Monday, July 4, 2011

4th of July: Candy Making

A few of my older posts showed some pictures of my candy making adventures in China. Since then, I have slaved and tried to perfect some recipes I have collected over the years. Each Christmas, I have been trying new recipes, some failures, but many successes. My two favorites: buckeyes and mint melt-aways. For three years now, I have had success with buckeyes changing and experimenting new ways of making them; the tried and true always win.

When I was a child, my grandmother used to make mint melt-aways and since she has passed, I decided to try to make them myself after finding confidence in making buckeyes. At Christmas 2009, I made my first batch. I used the wrong mint extract and the wrong candy coating. It is best to stick with plain chocolate for dipping and pure peppermint for flavoring. This Summer, I decided I wanted to try making 4th of July Candy. I wanted to dip in white chocolate and use food coloring the make red and blue. Well, seeming that I am inexperienced with while chocolate, I got it too hot, surprise, surprise, and the red food coloring came out speckled.
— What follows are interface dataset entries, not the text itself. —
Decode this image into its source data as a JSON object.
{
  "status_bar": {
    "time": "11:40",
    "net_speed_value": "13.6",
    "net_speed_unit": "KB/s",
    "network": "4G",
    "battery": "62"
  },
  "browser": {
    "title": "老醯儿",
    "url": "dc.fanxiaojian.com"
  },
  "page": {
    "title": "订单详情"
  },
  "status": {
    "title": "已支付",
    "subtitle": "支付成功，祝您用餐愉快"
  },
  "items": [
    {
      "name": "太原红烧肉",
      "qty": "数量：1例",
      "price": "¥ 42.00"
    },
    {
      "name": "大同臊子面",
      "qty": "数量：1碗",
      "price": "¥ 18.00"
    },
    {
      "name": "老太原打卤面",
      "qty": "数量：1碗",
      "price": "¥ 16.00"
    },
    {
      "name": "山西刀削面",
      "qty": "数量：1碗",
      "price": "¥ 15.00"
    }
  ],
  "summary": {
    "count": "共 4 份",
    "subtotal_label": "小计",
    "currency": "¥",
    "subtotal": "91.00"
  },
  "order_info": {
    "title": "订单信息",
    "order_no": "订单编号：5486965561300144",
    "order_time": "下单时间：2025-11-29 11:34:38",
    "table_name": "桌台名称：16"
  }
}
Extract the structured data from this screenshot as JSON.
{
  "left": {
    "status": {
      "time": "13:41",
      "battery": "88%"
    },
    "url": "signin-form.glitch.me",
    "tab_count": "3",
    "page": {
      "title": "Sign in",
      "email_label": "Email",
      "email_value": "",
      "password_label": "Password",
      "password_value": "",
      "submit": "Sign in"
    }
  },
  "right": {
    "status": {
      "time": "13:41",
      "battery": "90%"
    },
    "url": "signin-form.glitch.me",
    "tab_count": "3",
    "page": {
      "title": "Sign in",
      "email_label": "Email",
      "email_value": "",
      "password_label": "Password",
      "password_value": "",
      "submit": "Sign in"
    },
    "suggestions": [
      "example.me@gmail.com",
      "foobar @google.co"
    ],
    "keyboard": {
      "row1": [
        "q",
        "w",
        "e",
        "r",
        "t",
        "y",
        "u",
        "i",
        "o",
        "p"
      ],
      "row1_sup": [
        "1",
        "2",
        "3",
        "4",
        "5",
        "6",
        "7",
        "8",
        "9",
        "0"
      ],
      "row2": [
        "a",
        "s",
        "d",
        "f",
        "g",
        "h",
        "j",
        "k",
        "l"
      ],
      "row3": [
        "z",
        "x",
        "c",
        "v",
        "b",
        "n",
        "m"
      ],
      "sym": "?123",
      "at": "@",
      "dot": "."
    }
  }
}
Any old hands out there have some advice? I learned that white chocolate needs to have not vegetable fat in it and needs to be heated only until melted... but how does one make it thin enough to dip and drizzle? That is my next feat in candy making. After my chocolate got clumpy, I just spread it over the chocolate fillings of mint chocolate and peanut butter chocolate... tasty but a little rough around the edges. Better luck next time!

Asian Cooking: Can I even call it cooking? More like destroying.

For those of you who have followed my blog in the past, I have been back from my overseas adventure for 2 years, and those of you who have not, I was in China, Thailand, and Laos. Since I've been back, I have had a taste for authentic Asian food. I have tried many times to replicate the food experiences I had overseas. Some have succeeded and many have failed. Let's begin with the first failure: Di San Chen. (spelling I think is right). Roughly translated, three vegetable dish. It had egg plant, bell peppers and potatoes. I tried to make this on the more spicy side by using some local hot peppers I found at our Farmer's Market. I also found some Asian eggplant. I had the eggplant dried to what I believed was right and I had begun cooking some chicken, garlic and other spices together in a pan. I then added the hot peppers. Big mistake. Walking down the stairway toward a restaurant near my University in China, I was greeted with the pungent aroma of stinky tofu and something extremely spicy that took my breath away. My coworkers and I called it "Cancer Valley" because as we walked through this non ventilated death trap we felt suffocated with the pungency of the spice and rotten tofu. I never understood what made that spicy aroma that takes your breath away until I added the hot pepper to my scorching pan of chicken and spices. In a moments time, I was gasping for clean air and opening every window in the house. Now I got it. After this unfortunate step, I added the eggplant. Next time I will have to let them dry longer or something; I'm not very skilled or experienced in dealing with eggplant. After adding the eggplant and letting it cook for a little while, everything just got so soggy. I forget what else I added, but let's just say that this dish was finished... not to eat but to be thrown out.

After this mistake, I tried a few more times with eggplant, and I have surrendered to this mysteriously resistant vegetable.